Page and application data records:
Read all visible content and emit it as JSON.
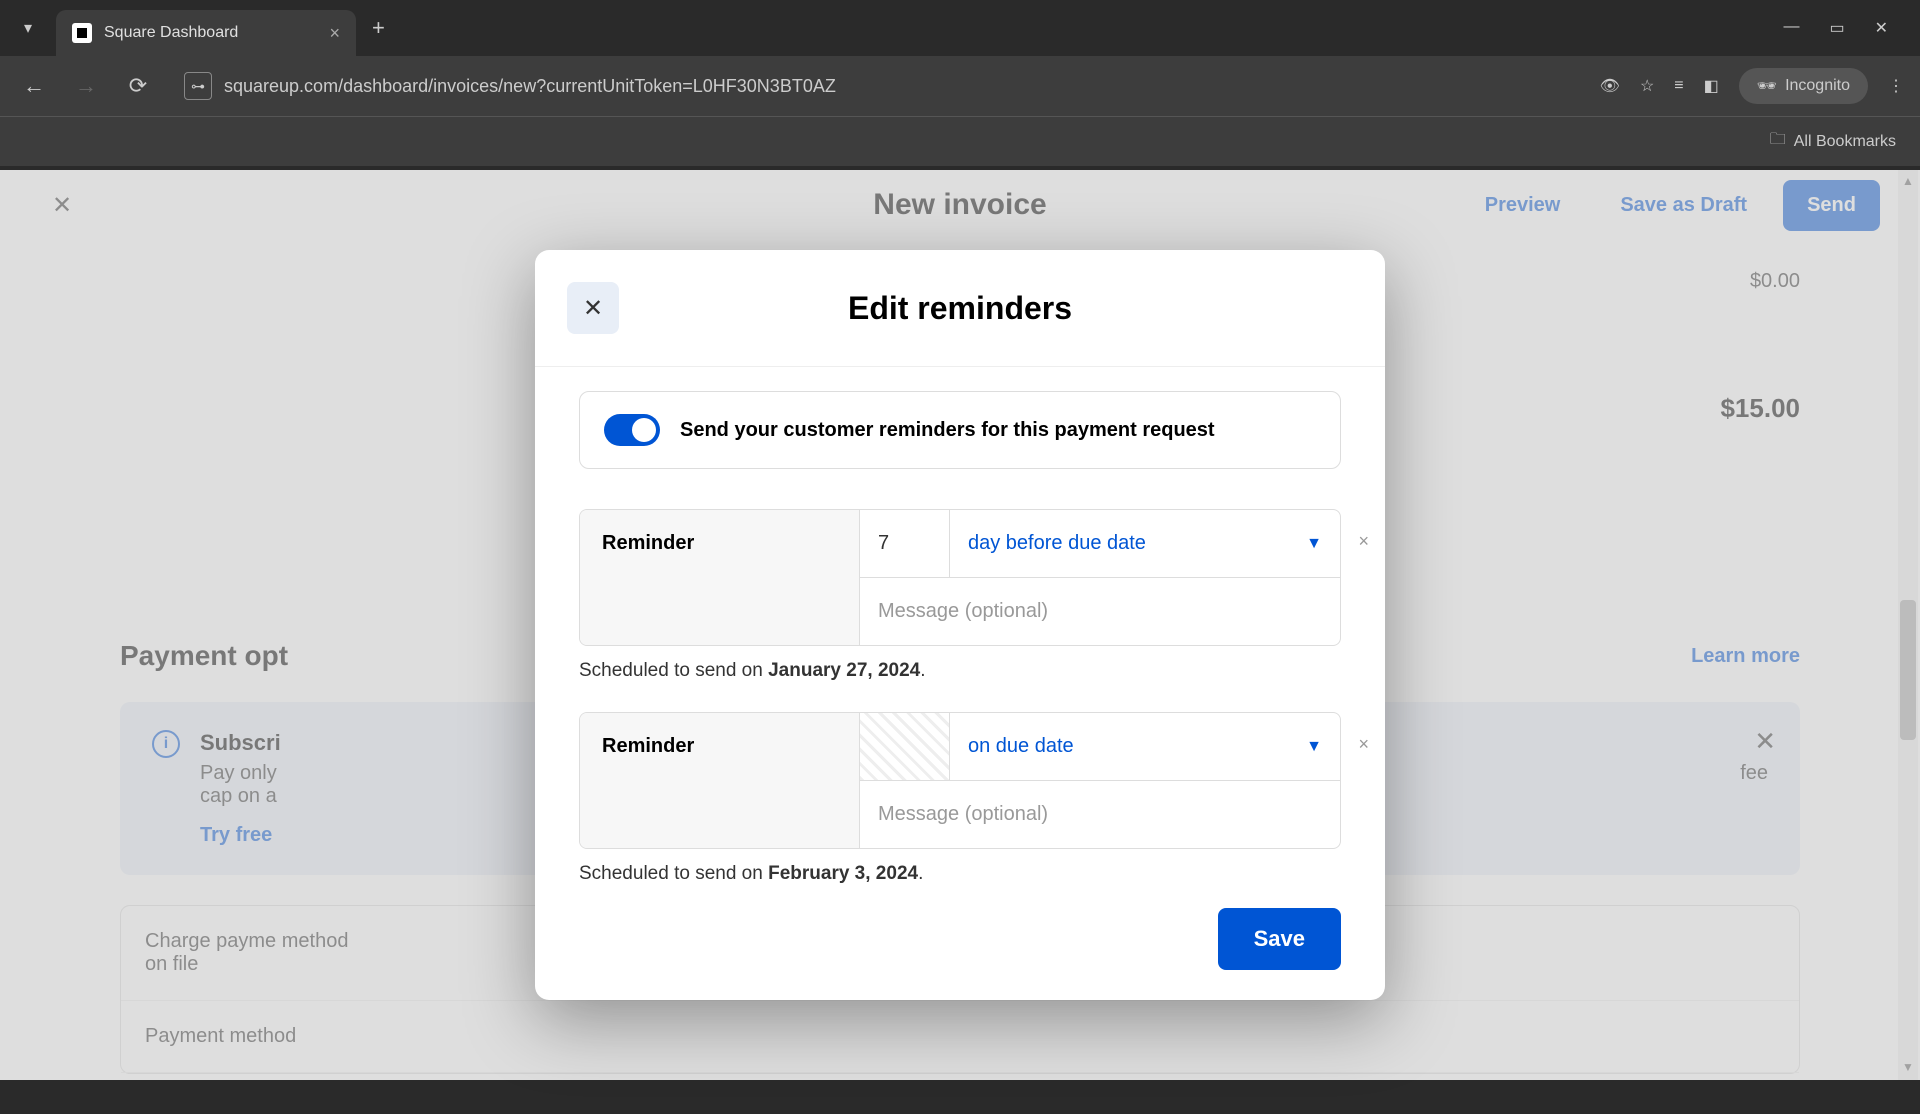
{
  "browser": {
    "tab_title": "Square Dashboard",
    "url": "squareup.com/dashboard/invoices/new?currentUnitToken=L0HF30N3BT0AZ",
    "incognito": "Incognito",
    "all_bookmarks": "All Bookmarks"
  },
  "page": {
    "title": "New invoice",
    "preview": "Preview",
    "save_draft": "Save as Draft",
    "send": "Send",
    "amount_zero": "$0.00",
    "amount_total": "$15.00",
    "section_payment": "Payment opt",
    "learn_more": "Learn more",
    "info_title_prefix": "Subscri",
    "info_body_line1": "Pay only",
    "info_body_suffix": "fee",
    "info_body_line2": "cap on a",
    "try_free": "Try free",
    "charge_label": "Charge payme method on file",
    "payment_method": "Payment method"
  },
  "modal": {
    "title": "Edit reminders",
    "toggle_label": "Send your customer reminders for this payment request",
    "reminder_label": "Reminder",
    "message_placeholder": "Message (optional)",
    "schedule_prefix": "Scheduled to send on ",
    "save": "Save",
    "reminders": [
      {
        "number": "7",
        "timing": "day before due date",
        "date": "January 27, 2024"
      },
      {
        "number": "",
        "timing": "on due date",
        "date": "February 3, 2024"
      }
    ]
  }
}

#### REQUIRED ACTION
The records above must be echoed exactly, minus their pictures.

#### RESPONSE AREA
Read all visible content and emit it as JSON.
{
  "browser": {
    "tab_title": "Square Dashboard",
    "url": "squareup.com/dashboard/invoices/new?currentUnitToken=L0HF30N3BT0AZ",
    "incognito": "Incognito",
    "all_bookmarks": "All Bookmarks"
  },
  "page": {
    "title": "New invoice",
    "preview": "Preview",
    "save_draft": "Save as Draft",
    "send": "Send",
    "amount_zero": "$0.00",
    "amount_total": "$15.00",
    "section_payment": "Payment opt",
    "learn_more": "Learn more",
    "info_title_prefix": "Subscri",
    "info_body_line1": "Pay only",
    "info_body_suffix": "fee",
    "info_body_line2": "cap on a",
    "try_free": "Try free",
    "charge_label": "Charge payme method on file",
    "payment_method": "Payment method"
  },
  "modal": {
    "title": "Edit reminders",
    "toggle_label": "Send your customer reminders for this payment request",
    "reminder_label": "Reminder",
    "message_placeholder": "Message (optional)",
    "schedule_prefix": "Scheduled to send on ",
    "save": "Save",
    "reminders": [
      {
        "number": "7",
        "timing": "day before due date",
        "date": "January 27, 2024"
      },
      {
        "number": "",
        "timing": "on due date",
        "date": "February 3, 2024"
      }
    ]
  }
}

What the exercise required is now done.